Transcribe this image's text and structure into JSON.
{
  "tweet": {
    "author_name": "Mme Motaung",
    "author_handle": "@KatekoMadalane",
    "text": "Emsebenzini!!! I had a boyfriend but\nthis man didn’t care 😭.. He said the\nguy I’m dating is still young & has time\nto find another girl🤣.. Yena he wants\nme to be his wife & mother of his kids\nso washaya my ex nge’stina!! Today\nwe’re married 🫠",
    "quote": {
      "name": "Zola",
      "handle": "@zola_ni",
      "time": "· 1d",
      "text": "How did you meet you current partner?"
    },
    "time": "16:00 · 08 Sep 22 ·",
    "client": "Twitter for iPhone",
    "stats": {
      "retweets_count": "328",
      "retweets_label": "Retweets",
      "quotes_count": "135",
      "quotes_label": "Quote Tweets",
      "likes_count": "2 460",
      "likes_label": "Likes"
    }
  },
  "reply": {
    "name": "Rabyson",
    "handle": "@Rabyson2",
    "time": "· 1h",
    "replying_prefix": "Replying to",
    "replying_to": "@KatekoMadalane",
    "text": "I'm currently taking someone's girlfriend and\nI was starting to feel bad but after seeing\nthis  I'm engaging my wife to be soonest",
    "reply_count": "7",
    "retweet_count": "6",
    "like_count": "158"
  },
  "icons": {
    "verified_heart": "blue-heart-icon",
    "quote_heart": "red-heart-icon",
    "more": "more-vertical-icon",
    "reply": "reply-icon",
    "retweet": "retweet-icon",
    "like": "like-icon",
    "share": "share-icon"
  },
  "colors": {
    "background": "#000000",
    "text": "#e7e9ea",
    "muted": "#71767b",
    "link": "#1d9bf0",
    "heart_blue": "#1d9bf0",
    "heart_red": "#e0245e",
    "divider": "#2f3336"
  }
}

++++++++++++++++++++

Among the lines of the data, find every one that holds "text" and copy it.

Transcribe this image's text and structure into JSON.
    "text": "Emsebenzini!!! I had a boyfriend but\nthis man didn’t care 😭.. He said the\nguy I’m dating is still young & has time\nto find another girl🤣.. Yena he wants\nme to be his wife & mother of his kids\nso washaya my ex nge’stina!! Today\nwe’re married 🫠",
      "text": "How did you meet you current partner?"
    "text": "I'm currently taking someone's girlfriend and\nI was starting to feel bad but after seeing\nthis  I'm engaging my wife to be soonest",
    "text": "#e7e9ea",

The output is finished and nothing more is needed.